Author Dorsey, John G
Title Game-theoretic power management in mobile ad hoc networks
book jacket
Descript 362 p
Note Source: Dissertation Abstracts International, Volume: 65-08, Section: B, page: 4103
Adviser: Daniel P. Siewiorek
Thesis (Ph.D.)--Carnegie Mellon University, 2004
This thesis applies game-theoretic mechanism design to the management of energy consumption in mobile ad hoc networks. In this setting, routes must be selected based on the private energy information held at each node. The problem is to develop a negotiation procedure that incents the nodes to truthfully reveal their preferences over network configurations
Popular spread-spectrum wireless network interfaces, such as 802.11, experience high energy consumption while in the idle state. This induces energy complementarity across concurrent traffic flows at a node, in which the marginal energy costs of servicing additional flows are small. A strategy-proof mechanism for this environment must account for this cost behavior when routes overlap. No previous mechanism for network routing satisfies this requirement

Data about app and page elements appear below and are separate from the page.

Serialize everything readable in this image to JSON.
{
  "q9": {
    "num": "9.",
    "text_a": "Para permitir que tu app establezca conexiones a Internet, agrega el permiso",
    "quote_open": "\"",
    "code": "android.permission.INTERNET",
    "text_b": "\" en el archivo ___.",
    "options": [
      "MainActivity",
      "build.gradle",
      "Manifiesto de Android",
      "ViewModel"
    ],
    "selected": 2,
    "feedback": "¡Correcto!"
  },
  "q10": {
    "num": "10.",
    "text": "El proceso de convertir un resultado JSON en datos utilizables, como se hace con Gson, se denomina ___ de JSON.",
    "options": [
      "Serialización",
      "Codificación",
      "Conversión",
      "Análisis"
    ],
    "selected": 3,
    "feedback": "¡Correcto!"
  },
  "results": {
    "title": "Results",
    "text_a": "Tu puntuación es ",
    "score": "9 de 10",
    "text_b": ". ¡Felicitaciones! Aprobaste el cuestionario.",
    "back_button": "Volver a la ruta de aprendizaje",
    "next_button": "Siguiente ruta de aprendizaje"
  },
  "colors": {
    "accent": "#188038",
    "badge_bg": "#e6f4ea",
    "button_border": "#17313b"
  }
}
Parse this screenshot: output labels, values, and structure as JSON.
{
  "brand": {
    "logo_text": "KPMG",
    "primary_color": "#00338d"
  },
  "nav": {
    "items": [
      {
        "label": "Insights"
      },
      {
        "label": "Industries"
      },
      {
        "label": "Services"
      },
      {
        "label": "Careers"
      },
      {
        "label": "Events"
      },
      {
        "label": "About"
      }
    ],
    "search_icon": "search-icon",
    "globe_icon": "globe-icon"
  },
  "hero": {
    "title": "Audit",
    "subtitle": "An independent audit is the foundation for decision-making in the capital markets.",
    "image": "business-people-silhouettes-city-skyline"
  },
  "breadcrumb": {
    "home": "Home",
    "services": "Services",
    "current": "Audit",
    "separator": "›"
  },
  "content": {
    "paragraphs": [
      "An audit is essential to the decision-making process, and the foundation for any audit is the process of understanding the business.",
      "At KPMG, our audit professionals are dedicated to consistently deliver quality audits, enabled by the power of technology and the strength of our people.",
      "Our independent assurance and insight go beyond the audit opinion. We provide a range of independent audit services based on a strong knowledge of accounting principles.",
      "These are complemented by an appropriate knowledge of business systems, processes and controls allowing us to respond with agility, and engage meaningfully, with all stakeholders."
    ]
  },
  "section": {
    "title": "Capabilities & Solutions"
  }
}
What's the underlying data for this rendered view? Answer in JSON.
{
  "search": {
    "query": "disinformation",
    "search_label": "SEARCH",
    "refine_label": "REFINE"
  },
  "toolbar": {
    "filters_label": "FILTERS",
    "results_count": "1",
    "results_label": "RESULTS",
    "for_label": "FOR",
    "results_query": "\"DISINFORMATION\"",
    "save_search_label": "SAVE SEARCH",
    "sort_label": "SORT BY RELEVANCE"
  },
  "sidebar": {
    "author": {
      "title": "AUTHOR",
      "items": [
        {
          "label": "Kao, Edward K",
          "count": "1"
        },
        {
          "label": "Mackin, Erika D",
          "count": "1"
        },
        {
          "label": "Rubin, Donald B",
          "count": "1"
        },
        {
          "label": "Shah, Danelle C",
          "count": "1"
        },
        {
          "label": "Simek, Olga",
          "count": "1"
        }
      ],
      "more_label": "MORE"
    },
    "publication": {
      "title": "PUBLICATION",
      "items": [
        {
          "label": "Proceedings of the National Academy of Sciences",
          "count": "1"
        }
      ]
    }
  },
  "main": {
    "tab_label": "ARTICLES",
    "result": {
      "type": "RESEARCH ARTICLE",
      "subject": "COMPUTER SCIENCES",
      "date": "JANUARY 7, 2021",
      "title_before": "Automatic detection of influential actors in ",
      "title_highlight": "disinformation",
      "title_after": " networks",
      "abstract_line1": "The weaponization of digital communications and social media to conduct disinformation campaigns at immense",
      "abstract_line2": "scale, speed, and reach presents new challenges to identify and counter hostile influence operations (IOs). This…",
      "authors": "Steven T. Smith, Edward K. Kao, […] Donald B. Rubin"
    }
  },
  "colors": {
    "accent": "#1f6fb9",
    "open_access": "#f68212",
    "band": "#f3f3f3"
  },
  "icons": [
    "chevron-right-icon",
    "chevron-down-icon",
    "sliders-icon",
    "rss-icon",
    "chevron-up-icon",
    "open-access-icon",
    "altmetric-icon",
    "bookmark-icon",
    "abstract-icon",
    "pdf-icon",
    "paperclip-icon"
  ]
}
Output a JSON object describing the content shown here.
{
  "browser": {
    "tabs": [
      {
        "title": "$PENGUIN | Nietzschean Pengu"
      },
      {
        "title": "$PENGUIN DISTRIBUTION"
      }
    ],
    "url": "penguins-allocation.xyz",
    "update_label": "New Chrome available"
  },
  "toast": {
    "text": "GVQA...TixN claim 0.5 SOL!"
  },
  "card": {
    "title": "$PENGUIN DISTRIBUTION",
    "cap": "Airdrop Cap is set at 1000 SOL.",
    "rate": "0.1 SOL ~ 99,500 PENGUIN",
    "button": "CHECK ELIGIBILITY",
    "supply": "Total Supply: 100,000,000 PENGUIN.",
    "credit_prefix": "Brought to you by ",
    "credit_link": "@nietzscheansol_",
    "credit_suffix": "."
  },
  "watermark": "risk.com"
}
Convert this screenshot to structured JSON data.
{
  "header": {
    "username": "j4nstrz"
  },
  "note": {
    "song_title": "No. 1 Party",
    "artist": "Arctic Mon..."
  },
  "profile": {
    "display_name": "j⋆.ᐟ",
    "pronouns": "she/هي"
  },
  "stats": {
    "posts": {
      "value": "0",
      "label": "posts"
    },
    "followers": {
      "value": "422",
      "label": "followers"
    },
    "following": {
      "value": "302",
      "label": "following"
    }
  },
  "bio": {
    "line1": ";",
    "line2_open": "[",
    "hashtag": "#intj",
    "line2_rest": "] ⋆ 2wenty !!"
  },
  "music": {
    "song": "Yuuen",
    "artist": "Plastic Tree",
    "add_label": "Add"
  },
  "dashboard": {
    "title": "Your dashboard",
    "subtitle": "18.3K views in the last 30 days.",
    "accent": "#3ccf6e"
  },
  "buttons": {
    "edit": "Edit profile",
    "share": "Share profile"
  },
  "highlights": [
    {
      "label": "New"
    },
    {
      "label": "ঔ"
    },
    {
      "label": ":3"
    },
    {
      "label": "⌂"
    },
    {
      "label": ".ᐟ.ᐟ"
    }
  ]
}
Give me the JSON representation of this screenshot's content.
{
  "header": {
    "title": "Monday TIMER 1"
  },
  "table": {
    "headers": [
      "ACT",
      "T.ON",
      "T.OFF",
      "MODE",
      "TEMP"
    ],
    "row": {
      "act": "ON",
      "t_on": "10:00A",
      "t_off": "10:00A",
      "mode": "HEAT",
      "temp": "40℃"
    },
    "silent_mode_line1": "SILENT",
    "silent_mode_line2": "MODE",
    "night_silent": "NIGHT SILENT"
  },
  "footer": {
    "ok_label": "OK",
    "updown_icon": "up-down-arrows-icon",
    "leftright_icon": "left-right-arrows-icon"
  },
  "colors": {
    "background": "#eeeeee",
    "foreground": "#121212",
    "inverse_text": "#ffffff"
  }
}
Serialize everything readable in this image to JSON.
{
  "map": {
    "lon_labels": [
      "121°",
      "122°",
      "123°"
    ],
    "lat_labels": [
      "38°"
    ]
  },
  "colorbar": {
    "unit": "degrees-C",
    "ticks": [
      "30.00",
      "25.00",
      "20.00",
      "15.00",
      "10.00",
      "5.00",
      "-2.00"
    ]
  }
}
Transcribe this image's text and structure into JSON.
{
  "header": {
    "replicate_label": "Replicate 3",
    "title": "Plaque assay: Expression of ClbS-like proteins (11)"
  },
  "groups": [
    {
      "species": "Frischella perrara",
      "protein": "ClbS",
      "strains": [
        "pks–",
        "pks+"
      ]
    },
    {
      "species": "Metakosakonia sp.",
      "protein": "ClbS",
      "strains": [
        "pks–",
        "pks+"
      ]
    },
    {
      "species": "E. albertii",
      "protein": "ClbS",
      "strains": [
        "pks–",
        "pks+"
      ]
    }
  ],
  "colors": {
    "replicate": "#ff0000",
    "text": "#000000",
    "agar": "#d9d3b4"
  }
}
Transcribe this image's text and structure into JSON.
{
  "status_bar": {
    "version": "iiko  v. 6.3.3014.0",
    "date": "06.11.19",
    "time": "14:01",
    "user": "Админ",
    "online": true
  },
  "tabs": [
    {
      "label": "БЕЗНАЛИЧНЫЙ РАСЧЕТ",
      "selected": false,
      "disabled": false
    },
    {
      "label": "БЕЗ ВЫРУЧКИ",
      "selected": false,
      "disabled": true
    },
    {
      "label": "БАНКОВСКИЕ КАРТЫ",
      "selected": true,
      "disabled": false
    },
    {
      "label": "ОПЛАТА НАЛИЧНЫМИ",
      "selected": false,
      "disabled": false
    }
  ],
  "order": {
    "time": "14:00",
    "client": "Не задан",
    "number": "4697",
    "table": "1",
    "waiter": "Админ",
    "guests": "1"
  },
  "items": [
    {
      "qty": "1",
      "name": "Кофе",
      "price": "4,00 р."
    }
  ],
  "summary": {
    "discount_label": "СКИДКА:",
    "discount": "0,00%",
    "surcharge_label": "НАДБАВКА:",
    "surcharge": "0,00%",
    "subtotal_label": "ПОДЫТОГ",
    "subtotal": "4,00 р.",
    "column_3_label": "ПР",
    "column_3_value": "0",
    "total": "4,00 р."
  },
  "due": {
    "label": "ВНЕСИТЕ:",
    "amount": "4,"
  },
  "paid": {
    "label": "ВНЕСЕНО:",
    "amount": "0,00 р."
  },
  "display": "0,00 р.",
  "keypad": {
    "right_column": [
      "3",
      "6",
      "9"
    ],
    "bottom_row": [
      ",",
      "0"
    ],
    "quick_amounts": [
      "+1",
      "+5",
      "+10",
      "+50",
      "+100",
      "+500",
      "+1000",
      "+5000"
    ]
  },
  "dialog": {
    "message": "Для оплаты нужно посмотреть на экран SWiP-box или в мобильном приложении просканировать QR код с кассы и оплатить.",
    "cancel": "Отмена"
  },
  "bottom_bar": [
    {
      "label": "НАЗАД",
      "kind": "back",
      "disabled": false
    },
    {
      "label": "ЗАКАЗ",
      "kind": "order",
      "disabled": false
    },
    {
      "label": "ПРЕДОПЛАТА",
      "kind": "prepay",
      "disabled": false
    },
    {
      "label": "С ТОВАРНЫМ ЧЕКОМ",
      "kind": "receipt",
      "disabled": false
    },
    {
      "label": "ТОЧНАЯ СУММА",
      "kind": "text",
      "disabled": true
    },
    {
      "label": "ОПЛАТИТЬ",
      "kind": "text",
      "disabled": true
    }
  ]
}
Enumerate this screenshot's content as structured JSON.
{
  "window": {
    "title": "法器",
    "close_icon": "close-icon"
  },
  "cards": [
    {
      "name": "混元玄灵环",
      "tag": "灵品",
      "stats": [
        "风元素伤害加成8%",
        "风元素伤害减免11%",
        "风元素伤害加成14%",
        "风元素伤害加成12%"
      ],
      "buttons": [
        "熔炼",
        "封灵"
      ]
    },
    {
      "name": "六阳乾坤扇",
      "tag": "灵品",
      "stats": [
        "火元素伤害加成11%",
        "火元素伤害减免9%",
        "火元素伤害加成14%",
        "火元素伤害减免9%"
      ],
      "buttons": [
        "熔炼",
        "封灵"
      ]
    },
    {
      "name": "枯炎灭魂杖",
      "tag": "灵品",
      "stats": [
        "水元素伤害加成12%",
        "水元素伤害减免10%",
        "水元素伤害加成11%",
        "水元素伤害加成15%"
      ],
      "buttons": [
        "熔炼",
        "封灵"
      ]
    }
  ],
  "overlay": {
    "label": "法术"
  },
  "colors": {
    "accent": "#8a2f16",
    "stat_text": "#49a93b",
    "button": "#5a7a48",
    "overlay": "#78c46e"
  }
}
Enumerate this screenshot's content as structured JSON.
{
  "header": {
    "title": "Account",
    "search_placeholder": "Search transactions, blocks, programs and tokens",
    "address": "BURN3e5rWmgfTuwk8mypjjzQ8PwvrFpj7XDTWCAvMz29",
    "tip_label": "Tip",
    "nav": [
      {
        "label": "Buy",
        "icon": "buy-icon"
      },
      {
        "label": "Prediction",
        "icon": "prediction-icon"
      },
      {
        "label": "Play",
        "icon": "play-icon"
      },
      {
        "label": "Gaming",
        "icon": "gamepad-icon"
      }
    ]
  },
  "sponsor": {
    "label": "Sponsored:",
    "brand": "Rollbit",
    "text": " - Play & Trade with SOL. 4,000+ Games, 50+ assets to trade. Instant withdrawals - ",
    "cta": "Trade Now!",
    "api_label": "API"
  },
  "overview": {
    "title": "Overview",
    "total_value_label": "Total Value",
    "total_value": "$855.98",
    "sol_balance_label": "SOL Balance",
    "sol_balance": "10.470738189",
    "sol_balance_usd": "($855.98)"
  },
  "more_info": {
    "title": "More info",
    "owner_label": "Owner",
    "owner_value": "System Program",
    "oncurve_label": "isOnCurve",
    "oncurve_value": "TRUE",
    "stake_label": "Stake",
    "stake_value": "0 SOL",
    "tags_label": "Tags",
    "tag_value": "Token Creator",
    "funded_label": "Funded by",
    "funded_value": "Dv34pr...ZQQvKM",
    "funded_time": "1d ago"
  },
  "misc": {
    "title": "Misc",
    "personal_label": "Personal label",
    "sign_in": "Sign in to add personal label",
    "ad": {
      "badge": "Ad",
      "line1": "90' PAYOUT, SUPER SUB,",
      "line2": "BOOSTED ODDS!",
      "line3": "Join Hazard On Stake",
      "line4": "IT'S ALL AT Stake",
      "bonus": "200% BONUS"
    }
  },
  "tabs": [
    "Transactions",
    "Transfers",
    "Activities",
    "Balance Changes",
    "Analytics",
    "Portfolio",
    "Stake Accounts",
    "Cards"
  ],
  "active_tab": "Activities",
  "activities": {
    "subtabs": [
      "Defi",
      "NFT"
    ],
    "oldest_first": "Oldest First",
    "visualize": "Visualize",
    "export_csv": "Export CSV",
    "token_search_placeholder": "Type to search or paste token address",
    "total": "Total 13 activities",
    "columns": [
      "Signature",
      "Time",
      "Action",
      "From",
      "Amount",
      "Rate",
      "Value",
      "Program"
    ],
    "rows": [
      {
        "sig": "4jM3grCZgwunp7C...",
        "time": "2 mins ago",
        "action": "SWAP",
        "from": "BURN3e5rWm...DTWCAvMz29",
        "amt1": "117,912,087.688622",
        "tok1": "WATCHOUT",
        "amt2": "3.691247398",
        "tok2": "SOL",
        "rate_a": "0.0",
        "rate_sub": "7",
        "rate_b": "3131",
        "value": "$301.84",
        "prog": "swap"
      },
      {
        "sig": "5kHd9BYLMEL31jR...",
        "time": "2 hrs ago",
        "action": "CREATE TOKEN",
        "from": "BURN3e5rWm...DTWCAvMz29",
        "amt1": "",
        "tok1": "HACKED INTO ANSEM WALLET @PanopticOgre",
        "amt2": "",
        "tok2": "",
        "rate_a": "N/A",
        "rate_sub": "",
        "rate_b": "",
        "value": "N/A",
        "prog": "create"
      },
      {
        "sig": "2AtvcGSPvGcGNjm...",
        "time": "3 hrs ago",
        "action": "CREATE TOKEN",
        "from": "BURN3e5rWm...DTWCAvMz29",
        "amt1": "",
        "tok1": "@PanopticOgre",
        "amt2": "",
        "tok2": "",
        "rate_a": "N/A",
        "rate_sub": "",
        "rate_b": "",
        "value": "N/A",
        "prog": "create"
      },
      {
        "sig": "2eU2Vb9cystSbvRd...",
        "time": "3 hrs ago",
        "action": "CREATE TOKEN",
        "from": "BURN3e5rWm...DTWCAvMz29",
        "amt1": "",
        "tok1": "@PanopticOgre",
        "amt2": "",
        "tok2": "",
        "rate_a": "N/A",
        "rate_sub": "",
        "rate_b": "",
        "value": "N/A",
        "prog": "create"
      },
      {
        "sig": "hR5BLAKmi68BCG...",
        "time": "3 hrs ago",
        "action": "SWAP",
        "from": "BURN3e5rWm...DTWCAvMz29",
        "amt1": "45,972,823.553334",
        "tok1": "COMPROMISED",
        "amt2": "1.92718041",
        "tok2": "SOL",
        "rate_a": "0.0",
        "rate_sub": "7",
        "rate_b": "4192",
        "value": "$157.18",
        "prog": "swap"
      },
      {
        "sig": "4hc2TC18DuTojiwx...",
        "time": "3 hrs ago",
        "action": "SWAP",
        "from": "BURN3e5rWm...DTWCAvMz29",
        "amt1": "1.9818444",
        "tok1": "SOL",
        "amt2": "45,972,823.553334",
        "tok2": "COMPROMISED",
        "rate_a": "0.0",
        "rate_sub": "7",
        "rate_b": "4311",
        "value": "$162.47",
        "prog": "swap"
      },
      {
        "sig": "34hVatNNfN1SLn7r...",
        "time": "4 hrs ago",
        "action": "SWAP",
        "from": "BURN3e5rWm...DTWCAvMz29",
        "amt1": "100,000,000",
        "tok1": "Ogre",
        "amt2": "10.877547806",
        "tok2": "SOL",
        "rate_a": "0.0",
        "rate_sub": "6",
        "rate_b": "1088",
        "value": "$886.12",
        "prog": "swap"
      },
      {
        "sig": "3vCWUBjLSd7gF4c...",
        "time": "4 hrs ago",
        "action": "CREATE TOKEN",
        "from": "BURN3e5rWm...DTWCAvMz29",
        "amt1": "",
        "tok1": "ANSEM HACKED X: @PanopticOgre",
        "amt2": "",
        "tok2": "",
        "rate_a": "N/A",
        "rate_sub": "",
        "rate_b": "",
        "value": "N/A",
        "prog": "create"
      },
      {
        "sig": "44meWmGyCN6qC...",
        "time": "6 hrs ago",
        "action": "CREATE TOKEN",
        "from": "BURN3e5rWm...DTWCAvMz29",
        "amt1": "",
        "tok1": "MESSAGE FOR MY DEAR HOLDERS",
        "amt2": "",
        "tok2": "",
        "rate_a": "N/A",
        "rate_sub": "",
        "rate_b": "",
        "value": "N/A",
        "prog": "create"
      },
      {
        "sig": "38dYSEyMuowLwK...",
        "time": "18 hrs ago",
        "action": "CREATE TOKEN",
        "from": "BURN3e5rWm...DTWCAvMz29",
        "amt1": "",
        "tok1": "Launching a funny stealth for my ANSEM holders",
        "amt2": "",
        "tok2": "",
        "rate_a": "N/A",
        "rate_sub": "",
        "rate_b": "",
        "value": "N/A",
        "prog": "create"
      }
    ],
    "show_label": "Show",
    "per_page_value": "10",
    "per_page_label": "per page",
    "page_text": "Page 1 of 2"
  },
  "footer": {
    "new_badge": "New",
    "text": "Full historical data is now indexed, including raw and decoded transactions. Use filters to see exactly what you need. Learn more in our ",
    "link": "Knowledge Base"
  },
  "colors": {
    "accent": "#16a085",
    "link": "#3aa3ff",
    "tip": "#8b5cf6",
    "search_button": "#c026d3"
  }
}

We present Exchange Power Management, a complement to on-demand source routing protocols which enables route selection via a strategy-proof combinatorial exchange. This is the first application of mechanism design to real wireless protocols, and the first to be evaluated in a realistic wireless network simulation environment. Experimental results show a reduction in energy variability by a factor of 5 relative to 802.11 power management. When unaffordable routes are used, this improvement increases to a factor of 12. Average-case energy consumption is competitive with previous work. We also show a technique for reducing route setup latency under power management by up to a factor of 16
This work is the first to take a systems view of mechanism design application to ad hoc networks. The results of this research characterize the kinds of energy performance improvements that could be expected from negotiation-based power management. Future work will refine the fault-tolerance and scalability of the distributed protocol, increase the sophistication of agent valuation functions, and examine application awareness of exchange-based route selection
School code: 0041
DDC
Host Item Dissertation Abstracts International 65-08B
Subject Computer Science
Engineering, Electronics and Electrical
0984
0544
Alt Author Carnegie Mellon University